■ **Task instructions**:
All of the records must be set down again word for word.

■ **Excerpts from an interface dataset**:
Content starts

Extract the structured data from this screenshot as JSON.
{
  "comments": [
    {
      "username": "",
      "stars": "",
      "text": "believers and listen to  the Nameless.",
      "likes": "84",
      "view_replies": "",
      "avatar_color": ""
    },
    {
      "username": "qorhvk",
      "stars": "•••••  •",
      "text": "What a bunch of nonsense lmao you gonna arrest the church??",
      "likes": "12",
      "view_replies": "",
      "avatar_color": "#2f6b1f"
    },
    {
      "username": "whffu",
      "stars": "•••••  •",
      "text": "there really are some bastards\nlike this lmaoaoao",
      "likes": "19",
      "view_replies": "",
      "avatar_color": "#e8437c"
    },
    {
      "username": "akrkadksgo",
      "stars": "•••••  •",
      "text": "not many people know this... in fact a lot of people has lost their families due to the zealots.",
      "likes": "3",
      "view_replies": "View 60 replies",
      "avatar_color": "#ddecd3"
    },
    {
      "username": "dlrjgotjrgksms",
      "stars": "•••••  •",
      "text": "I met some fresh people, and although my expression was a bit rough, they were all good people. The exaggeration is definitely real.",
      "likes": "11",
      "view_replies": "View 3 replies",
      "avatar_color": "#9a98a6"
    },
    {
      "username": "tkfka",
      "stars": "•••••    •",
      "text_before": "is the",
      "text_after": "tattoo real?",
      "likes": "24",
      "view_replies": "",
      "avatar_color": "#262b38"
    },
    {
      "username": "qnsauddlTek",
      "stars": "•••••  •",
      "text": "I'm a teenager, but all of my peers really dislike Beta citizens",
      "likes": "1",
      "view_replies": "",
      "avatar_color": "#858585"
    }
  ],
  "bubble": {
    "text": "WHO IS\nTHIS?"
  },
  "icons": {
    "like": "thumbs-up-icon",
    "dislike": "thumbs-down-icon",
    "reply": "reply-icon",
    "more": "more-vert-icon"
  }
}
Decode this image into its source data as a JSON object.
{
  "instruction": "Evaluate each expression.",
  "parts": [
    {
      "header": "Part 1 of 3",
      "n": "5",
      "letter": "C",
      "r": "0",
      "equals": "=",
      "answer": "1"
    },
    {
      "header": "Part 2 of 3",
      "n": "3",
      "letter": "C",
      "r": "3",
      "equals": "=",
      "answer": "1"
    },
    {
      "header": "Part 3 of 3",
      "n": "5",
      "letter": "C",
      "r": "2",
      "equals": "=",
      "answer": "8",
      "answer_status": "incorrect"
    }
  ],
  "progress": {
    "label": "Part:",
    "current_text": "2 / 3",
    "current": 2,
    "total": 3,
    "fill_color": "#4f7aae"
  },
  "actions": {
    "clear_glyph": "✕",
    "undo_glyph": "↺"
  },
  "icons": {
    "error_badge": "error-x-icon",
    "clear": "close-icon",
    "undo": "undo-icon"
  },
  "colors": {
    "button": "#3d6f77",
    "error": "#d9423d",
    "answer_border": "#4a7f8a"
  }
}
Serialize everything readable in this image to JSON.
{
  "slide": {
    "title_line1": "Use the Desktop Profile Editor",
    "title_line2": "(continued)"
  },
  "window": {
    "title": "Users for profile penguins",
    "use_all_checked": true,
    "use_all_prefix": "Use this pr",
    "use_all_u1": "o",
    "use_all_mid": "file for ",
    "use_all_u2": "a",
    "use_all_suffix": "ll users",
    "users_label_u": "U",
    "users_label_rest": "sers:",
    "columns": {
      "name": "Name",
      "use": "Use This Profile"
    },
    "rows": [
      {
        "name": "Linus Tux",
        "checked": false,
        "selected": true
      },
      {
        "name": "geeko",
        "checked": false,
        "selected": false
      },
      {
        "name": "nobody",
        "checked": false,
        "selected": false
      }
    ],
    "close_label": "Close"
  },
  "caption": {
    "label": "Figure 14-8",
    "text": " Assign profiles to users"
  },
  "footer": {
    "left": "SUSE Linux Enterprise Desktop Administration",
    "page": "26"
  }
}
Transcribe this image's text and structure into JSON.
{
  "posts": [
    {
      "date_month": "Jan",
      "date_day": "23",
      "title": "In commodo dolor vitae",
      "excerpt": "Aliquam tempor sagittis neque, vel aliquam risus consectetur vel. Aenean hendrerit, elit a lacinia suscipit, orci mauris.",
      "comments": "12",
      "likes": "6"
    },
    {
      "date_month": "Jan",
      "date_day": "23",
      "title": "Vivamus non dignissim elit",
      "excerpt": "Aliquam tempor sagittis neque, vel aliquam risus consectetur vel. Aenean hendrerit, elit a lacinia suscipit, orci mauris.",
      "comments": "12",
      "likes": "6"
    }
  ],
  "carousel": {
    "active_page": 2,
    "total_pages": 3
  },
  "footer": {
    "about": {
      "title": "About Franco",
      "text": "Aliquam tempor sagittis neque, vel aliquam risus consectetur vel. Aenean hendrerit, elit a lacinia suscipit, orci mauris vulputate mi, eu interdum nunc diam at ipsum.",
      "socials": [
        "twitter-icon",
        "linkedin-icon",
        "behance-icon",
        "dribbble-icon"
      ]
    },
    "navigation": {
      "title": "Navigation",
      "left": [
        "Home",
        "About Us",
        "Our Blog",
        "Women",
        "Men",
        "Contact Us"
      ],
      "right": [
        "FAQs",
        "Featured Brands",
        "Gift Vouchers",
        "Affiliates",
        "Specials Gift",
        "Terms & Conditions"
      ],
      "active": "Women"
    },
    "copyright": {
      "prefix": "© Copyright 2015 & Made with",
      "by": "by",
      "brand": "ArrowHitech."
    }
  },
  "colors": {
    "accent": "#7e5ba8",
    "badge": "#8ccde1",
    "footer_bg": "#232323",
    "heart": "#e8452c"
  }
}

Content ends

■ **Solution**:
Extract the structured data from this screenshot as JSON.
{
  "comments": [
    {
      "username": "",
      "stars": "",
      "text": "believers and listen to  the Nameless.",
      "likes": "84",
      "view_replies": "",
      "avatar_color": ""
    },
    {
      "username": "qorhvk",
      "stars": "•••••  •",
      "text": "What a bunch of nonsense lmao you gonna arrest the church??",
      "likes": "12",
      "view_replies": "",
      "avatar_color": "#2f6b1f"
    },
    {
      "username": "whffu",
      "stars": "•••••  •",
      "text": "there really are some bastards\nlike this lmaoaoao",
      "likes": "19",
      "view_replies": "",
      "avatar_color": "#e8437c"
    },
    {
      "username": "akrkadksgo",
      "stars": "•••••  •",
      "text": "not many people know this... in fact a lot of people has lost their families due to the zealots.",
      "likes": "3",
      "view_replies": "View 60 replies",
      "avatar_color": "#ddecd3"
    },
    {
      "username": "dlrjgotjrgksms",
      "stars": "•••••  •",
      "text": "I met some fresh people, and although my expression was a bit rough, they were all good people. The exaggeration is definitely real.",
      "likes": "11",
      "view_replies": "View 3 replies",
      "avatar_color": "#9a98a6"
    },
    {
      "username": "tkfka",
      "stars": "•••••    •",
      "text_before": "is the",
      "text_after": "tattoo real?",
      "likes": "24",
      "view_replies": "",
      "avatar_color": "#262b38"
    },
    {
      "username": "qnsauddlTek",
      "stars": "•••••  •",
      "text": "I'm a teenager, but all of my peers really dislike Beta citizens",
      "likes": "1",
      "view_replies": "",
      "avatar_color": "#858585"
    }
  ],
  "bubble": {
    "text": "WHO IS\nTHIS?"
  },
  "icons": {
    "like": "thumbs-up-icon",
    "dislike": "thumbs-down-icon",
    "reply": "reply-icon",
    "more": "more-vert-icon"
  }
}
Decode this image into its source data as a JSON object.
{
  "instruction": "Evaluate each expression.",
  "parts": [
    {
      "header": "Part 1 of 3",
      "n": "5",
      "letter": "C",
      "r": "0",
      "equals": "=",
      "answer": "1"
    },
    {
      "header": "Part 2 of 3",
      "n": "3",
      "letter": "C",
      "r": "3",
      "equals": "=",
      "answer": "1"
    },
    {
      "header": "Part 3 of 3",
      "n": "5",
      "letter": "C",
      "r": "2",
      "equals": "=",
      "answer": "8",
      "answer_status": "incorrect"
    }
  ],
  "progress": {
    "label": "Part:",
    "current_text": "2 / 3",
    "current": 2,
    "total": 3,
    "fill_color": "#4f7aae"
  },
  "actions": {
    "clear_glyph": "✕",
    "undo_glyph": "↺"
  },
  "icons": {
    "error_badge": "error-x-icon",
    "clear": "close-icon",
    "undo": "undo-icon"
  },
  "colors": {
    "button": "#3d6f77",
    "error": "#d9423d",
    "answer_border": "#4a7f8a"
  }
}
Serialize everything readable in this image to JSON.
{
  "slide": {
    "title_line1": "Use the Desktop Profile Editor",
    "title_line2": "(continued)"
  },
  "window": {
    "title": "Users for profile penguins",
    "use_all_checked": true,
    "use_all_prefix": "Use this pr",
    "use_all_u1": "o",
    "use_all_mid": "file for ",
    "use_all_u2": "a",
    "use_all_suffix": "ll users",
    "users_label_u": "U",
    "users_label_rest": "sers:",
    "columns": {
      "name": "Name",
      "use": "Use This Profile"
    },
    "rows": [
      {
        "name": "Linus Tux",
        "checked": false,
        "selected": true
      },
      {
        "name": "geeko",
        "checked": false,
        "selected": false
      },
      {
        "name": "nobody",
        "checked": false,
        "selected": false
      }
    ],
    "close_label": "Close"
  },
  "caption": {
    "label": "Figure 14-8",
    "text": " Assign profiles to users"
  },
  "footer": {
    "left": "SUSE Linux Enterprise Desktop Administration",
    "page": "26"
  }
}
Transcribe this image's text and structure into JSON.
{
  "posts": [
    {
      "date_month": "Jan",
      "date_day": "23",
      "title": "In commodo dolor vitae",
      "excerpt": "Aliquam tempor sagittis neque, vel aliquam risus consectetur vel. Aenean hendrerit, elit a lacinia suscipit, orci mauris.",
      "comments": "12",
      "likes": "6"
    },
    {
      "date_month": "Jan",
      "date_day": "23",
      "title": "Vivamus non dignissim elit",
      "excerpt": "Aliquam tempor sagittis neque, vel aliquam risus consectetur vel. Aenean hendrerit, elit a lacinia suscipit, orci mauris.",
      "comments": "12",
      "likes": "6"
    }
  ],
  "carousel": {
    "active_page": 2,
    "total_pages": 3
  },
  "footer": {
    "about": {
      "title": "About Franco",
      "text": "Aliquam tempor sagittis neque, vel aliquam risus consectetur vel. Aenean hendrerit, elit a lacinia suscipit, orci mauris vulputate mi, eu interdum nunc diam at ipsum.",
      "socials": [
        "twitter-icon",
        "linkedin-icon",
        "behance-icon",
        "dribbble-icon"
      ]
    },
    "navigation": {
      "title": "Navigation",
      "left": [
        "Home",
        "About Us",
        "Our Blog",
        "Women",
        "Men",
        "Contact Us"
      ],
      "right": [
        "FAQs",
        "Featured Brands",
        "Gift Vouchers",
        "Affiliates",
        "Specials Gift",
        "Terms & Conditions"
      ],
      "active": "Women"
    },
    "copyright": {
      "prefix": "© Copyright 2015 & Made with",
      "by": "by",
      "brand": "ArrowHitech."
    }
  },
  "colors": {
    "accent": "#7e5ba8",
    "badge": "#8ccde1",
    "footer_bg": "#232323",
    "heart": "#e8452c"
  }
}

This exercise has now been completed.